The Americans are playing right into the Kremlin’s hands with their reaction to Putin’s clear attempts at manipulation of the US election via hacked emails, hacking claims the Russian government does not deny. By making the issue one of Russian influence over President Donald Trump and his advisors, rather than the Kremlin’s malevolent intentions, the US political class is helping to fertilise the very seeds of mistrust that the Kremlin is trying to sow.
People in business cannot afford to be indifferent to this phenomenon as undermining confidence in the trustworthiness of our economic institutions is every bit as much grist to the Kremlin’s mill as attacking our politics. A 2014 story about explosions at Columbia Chemicals’ plant in the US proved to be a fake story planted by a Kremlin troll farm dubbed “The Internet Research Agency.”
The most potent weapon the Kremlin possesses is the ability to sow doubt in the minds of the populations of the west about who is doing what to whom and why.
Russia, a major energy producer, is alarmed about the fracking revolution that has increased oil and gas production and lowered costs in the west. According to a US intelligence report, the Kremlin is running an extensive disinformation campaign about the health, environmental and other dangers of fracking. Also in their sights: LNG and oilsands.

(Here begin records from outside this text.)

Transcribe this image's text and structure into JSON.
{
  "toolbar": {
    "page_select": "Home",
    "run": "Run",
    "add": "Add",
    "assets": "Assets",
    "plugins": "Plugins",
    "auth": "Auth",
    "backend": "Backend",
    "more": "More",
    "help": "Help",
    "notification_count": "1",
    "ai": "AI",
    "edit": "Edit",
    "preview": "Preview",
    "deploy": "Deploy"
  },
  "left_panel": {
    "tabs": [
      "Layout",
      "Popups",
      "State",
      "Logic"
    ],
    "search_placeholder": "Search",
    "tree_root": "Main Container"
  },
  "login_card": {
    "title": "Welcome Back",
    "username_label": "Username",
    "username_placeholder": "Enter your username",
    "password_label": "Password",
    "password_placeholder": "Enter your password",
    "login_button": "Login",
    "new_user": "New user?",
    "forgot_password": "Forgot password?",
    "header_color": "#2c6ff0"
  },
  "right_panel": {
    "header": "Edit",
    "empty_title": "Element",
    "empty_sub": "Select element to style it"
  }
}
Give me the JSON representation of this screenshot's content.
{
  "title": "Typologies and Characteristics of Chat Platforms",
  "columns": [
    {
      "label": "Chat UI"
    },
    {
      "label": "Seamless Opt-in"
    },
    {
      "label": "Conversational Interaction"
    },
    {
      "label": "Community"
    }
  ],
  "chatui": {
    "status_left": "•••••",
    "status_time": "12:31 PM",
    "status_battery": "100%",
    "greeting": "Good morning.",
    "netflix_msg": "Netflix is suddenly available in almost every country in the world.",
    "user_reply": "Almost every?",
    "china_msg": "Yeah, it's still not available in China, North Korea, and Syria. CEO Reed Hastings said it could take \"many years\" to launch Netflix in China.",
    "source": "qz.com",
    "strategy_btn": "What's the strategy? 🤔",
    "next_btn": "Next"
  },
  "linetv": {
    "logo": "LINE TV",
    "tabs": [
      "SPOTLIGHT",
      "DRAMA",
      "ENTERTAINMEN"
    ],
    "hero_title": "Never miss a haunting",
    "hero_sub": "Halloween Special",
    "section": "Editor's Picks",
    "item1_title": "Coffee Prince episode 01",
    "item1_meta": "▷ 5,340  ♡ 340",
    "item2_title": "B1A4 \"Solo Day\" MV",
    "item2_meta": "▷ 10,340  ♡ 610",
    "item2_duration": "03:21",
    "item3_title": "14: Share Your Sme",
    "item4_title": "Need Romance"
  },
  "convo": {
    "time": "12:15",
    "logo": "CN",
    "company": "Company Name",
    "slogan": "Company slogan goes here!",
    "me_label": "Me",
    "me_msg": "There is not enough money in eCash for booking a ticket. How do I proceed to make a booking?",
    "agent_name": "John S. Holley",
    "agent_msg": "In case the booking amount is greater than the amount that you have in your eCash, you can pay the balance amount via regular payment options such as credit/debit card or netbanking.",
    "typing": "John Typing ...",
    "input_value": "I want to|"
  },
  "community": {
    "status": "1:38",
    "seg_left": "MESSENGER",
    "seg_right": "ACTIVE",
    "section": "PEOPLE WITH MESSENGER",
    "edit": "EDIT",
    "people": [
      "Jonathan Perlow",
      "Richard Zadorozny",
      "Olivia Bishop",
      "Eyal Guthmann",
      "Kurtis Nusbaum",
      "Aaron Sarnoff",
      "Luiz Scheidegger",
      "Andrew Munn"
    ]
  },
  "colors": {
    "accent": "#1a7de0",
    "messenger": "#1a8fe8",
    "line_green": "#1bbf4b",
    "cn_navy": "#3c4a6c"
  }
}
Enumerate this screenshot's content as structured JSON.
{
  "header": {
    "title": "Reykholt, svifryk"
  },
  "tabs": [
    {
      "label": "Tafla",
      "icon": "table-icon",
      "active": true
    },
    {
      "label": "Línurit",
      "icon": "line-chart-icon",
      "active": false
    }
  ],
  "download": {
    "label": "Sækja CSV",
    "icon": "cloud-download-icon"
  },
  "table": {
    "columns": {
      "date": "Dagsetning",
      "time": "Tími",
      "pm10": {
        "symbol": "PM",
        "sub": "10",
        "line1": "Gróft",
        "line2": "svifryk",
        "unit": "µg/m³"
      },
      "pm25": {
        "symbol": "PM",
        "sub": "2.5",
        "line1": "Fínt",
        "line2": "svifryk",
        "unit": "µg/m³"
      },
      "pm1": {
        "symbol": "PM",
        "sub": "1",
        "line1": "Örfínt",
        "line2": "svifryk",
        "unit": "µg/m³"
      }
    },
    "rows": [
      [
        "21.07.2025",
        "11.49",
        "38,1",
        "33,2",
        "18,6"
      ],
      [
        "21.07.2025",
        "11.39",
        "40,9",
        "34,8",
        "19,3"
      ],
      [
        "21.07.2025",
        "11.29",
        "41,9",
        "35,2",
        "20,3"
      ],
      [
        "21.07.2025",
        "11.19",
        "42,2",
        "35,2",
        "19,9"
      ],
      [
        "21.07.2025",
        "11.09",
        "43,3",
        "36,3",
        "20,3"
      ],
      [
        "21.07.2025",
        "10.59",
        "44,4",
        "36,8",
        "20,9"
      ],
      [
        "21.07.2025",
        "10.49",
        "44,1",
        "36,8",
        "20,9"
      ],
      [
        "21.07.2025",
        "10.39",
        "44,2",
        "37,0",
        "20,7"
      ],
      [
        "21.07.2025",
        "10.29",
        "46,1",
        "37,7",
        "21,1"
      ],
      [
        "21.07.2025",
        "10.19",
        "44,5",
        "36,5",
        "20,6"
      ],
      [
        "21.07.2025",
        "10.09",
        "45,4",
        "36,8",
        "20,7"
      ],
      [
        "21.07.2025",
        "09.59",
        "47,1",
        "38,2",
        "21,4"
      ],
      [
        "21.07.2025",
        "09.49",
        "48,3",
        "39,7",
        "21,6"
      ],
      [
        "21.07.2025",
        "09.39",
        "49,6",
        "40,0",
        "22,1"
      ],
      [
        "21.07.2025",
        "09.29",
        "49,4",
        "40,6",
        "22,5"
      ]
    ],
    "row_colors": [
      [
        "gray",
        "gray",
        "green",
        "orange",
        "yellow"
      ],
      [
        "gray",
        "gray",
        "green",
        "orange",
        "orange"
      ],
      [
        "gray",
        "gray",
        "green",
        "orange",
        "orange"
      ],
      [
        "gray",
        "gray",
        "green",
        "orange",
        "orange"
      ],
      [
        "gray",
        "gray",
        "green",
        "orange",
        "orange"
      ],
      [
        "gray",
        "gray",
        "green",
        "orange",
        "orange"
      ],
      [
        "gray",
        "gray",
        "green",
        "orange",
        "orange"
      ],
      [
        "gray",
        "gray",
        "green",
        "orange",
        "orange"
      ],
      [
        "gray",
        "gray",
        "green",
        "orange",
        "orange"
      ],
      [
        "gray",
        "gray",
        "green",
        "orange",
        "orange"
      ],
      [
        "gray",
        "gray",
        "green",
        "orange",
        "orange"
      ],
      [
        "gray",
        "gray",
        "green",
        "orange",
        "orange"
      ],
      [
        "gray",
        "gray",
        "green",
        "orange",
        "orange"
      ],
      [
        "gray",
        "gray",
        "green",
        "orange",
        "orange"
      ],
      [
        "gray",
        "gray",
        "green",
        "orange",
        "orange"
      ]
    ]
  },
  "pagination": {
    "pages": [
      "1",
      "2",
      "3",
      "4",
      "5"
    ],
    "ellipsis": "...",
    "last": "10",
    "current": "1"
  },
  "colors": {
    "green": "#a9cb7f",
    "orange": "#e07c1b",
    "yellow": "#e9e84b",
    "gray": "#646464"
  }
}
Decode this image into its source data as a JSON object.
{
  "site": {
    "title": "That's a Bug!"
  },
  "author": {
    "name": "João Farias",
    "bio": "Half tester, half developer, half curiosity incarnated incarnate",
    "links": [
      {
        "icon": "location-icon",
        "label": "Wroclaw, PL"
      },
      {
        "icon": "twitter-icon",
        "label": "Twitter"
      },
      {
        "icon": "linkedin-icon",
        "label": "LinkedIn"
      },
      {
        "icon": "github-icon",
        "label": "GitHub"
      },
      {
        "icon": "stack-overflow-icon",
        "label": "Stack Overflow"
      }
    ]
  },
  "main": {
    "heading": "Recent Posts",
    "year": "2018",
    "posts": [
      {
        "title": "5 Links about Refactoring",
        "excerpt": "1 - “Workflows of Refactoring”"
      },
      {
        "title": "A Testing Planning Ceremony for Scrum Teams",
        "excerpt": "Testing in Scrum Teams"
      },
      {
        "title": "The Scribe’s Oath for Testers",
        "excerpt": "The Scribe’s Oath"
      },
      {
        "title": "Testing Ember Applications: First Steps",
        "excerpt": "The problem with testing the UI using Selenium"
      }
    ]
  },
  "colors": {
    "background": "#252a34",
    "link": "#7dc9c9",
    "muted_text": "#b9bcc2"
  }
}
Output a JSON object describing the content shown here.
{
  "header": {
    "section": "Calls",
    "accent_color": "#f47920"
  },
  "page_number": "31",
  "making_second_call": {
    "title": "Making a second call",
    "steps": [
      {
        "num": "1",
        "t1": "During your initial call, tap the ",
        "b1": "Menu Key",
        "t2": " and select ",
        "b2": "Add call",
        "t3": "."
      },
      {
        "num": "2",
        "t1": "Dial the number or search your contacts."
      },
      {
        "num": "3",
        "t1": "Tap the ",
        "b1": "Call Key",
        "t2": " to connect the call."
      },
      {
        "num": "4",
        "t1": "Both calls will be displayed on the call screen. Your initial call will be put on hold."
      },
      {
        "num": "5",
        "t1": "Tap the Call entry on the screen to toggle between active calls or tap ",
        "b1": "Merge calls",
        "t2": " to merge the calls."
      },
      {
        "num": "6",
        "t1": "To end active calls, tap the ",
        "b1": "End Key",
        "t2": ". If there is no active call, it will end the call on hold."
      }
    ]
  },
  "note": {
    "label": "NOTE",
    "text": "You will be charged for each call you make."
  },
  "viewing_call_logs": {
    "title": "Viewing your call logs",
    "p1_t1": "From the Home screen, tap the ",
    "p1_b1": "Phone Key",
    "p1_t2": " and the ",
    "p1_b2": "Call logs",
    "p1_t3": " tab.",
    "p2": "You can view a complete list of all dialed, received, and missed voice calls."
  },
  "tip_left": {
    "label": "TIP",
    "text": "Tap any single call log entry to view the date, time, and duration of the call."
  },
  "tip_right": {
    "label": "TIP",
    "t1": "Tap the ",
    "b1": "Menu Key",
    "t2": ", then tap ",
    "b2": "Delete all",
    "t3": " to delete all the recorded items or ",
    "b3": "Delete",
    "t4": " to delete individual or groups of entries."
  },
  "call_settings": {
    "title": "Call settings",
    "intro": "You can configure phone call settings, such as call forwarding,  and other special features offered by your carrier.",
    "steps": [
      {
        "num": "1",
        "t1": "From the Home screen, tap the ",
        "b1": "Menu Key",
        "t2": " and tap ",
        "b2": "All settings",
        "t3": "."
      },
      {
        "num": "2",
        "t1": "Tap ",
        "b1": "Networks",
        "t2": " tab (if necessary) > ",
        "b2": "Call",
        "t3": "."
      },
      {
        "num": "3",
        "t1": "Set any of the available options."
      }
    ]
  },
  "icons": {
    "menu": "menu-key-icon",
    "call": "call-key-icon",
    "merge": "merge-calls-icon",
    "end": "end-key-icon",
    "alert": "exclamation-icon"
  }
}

Countering Kremlin dezinformatia will not be easy. It’s not just a matter of presenting the truth via facts and fact-checking in a limited -print/radio/TV- environment but adjusting our strategy to the new media “ecosystem”, one where convenient fictions become reality, and debate can be instantly conjured up on fantasy issues.
In a world where conspiracy theories targeting business and political leaders and institutions are hugely popular and no one seems interested in any philosophy that cannot be printed on a T-shirt, trust will become increasingly scarce. Yet trust, and especially trust in institutions, is the foundation on which market economies are based. Indeed, according to one economist, “If you take a broad enough definition of trust, then it would explain basically all the difference between the per capita income of the United States and Somalia”. If we do not defend it, who will?
Brian Lee Crowley (twitter.com/brianleecrowley) is the Managing Director of the Macdonald-Laurier Institute, an independent non-partisan public policy think tank in Ottawa: www.mli.dev.pcomms.ca.